● TASK INSTRUCTIONS
In the data below, which lines hold the word "portrait"? Copy them.

(Website and app data records)
====================

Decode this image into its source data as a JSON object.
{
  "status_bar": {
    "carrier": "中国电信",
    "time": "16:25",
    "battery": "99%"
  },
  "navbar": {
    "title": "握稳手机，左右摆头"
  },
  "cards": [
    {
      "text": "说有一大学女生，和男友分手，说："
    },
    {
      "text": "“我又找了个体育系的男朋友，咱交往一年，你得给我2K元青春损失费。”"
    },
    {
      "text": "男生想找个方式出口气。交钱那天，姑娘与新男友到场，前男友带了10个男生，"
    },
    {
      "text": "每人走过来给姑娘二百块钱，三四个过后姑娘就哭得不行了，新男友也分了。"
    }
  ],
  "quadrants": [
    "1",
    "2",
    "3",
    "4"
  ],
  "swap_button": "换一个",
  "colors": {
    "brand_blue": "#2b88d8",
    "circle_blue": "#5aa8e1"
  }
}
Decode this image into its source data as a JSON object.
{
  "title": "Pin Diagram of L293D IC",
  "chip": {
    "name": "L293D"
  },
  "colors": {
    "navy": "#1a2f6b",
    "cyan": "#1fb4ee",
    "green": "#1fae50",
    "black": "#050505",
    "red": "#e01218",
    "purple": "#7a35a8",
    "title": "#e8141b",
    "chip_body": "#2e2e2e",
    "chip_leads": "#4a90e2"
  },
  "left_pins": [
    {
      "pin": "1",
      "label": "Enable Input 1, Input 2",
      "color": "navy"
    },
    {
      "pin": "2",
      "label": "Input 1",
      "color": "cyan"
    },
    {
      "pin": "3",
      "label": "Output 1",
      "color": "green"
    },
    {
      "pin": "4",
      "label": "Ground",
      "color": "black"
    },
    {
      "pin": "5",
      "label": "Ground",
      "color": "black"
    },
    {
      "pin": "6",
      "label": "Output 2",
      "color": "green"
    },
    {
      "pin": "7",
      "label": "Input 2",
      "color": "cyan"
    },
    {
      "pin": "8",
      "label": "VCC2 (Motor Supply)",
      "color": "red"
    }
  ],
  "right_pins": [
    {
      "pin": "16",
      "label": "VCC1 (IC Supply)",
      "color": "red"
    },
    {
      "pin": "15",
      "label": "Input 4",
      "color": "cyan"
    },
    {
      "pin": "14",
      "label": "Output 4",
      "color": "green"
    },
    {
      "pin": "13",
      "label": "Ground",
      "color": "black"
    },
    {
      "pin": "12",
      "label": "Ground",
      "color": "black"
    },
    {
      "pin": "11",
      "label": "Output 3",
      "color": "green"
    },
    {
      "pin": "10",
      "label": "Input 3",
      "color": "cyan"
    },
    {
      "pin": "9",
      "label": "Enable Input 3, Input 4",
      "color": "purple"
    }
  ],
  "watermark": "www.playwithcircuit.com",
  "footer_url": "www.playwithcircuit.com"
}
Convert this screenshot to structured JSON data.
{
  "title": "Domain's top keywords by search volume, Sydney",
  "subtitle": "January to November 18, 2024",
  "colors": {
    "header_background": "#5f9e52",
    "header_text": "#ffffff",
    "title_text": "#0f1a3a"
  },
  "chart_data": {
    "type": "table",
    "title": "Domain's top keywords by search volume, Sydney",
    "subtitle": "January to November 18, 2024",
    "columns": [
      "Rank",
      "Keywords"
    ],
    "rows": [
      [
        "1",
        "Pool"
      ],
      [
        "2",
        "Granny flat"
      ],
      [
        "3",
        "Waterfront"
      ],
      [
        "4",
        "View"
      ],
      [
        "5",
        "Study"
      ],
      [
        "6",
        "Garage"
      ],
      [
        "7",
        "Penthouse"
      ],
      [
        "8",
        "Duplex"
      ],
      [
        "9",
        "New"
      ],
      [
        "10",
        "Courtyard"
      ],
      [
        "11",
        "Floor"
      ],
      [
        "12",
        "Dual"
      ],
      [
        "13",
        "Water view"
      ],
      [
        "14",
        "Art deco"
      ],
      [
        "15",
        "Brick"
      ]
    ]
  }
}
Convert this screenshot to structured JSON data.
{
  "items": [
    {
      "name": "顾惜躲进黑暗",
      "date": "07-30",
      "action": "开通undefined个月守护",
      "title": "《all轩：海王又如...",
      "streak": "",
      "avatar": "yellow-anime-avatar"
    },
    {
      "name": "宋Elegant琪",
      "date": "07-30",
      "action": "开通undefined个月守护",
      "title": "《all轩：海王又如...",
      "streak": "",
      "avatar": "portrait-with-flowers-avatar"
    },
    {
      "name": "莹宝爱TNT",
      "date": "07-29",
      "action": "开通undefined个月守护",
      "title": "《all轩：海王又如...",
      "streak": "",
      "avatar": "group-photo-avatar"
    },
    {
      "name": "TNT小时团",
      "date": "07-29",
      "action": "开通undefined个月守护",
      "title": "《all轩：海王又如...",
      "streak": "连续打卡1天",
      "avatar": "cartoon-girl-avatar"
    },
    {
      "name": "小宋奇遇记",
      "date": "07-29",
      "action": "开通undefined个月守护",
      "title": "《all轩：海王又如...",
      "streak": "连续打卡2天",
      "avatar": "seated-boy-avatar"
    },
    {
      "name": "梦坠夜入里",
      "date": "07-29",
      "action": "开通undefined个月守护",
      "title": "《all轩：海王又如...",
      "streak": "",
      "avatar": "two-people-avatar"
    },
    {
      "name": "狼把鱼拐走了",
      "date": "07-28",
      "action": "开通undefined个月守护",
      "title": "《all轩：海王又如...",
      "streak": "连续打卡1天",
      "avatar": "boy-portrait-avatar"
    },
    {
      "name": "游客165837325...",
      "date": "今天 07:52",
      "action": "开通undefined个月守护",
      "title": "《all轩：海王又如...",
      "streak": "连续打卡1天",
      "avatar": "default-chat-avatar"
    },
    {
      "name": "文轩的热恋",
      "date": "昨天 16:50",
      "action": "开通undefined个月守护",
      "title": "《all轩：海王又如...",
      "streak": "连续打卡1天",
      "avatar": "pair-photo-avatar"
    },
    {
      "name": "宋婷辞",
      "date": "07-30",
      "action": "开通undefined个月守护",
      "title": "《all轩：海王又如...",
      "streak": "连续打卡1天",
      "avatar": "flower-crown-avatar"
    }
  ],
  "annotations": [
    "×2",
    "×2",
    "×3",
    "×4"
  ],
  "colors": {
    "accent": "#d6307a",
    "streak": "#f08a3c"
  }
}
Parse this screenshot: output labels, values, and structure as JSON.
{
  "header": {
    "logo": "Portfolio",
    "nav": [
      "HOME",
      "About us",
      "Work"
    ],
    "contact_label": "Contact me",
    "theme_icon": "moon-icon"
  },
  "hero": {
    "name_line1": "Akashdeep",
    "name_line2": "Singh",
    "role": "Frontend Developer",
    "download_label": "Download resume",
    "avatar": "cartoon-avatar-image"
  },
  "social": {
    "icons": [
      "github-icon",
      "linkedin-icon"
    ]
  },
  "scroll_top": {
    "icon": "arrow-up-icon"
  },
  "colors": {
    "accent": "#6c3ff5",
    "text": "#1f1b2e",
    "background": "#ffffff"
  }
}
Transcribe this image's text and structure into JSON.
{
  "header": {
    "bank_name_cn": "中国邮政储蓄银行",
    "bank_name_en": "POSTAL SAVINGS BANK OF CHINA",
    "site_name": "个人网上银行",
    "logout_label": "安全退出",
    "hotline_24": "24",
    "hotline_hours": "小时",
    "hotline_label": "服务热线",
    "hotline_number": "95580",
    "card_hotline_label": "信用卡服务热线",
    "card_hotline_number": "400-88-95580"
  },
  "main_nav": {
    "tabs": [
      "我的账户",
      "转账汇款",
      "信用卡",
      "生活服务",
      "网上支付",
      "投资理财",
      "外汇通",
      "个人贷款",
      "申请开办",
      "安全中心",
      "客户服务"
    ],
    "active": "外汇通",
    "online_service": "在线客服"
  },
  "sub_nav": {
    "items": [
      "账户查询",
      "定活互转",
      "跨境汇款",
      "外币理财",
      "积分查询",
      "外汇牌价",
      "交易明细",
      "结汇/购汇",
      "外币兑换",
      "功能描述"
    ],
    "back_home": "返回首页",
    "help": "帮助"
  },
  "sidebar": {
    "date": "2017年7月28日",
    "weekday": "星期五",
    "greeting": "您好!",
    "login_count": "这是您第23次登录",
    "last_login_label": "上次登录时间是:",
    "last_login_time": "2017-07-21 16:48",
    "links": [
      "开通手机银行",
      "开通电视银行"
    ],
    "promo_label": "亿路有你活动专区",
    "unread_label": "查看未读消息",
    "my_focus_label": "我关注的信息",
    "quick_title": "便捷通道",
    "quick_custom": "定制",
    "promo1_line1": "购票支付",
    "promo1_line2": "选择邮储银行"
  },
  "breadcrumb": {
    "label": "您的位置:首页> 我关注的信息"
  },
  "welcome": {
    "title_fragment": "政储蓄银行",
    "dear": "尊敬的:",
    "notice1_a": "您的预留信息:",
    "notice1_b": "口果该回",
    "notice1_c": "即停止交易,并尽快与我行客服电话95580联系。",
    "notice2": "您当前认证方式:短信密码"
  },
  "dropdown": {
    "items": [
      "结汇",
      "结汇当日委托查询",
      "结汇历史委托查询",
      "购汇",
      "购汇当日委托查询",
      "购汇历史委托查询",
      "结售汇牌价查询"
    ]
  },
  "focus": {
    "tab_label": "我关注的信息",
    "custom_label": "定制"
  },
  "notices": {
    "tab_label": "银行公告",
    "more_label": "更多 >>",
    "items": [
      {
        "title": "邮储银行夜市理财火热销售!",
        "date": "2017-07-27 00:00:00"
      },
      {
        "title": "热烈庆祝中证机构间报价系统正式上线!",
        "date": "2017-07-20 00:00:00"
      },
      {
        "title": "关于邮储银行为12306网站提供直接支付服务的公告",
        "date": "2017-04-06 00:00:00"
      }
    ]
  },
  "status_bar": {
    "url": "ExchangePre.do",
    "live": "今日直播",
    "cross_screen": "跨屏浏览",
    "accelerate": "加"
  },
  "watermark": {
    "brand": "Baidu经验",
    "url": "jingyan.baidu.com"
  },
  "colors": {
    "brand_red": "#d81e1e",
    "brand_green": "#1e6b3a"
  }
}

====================

● FINAL ANSWER
      "avatar": "portrait-with-flowers-avatar"
      "avatar": "boy-portrait-avatar"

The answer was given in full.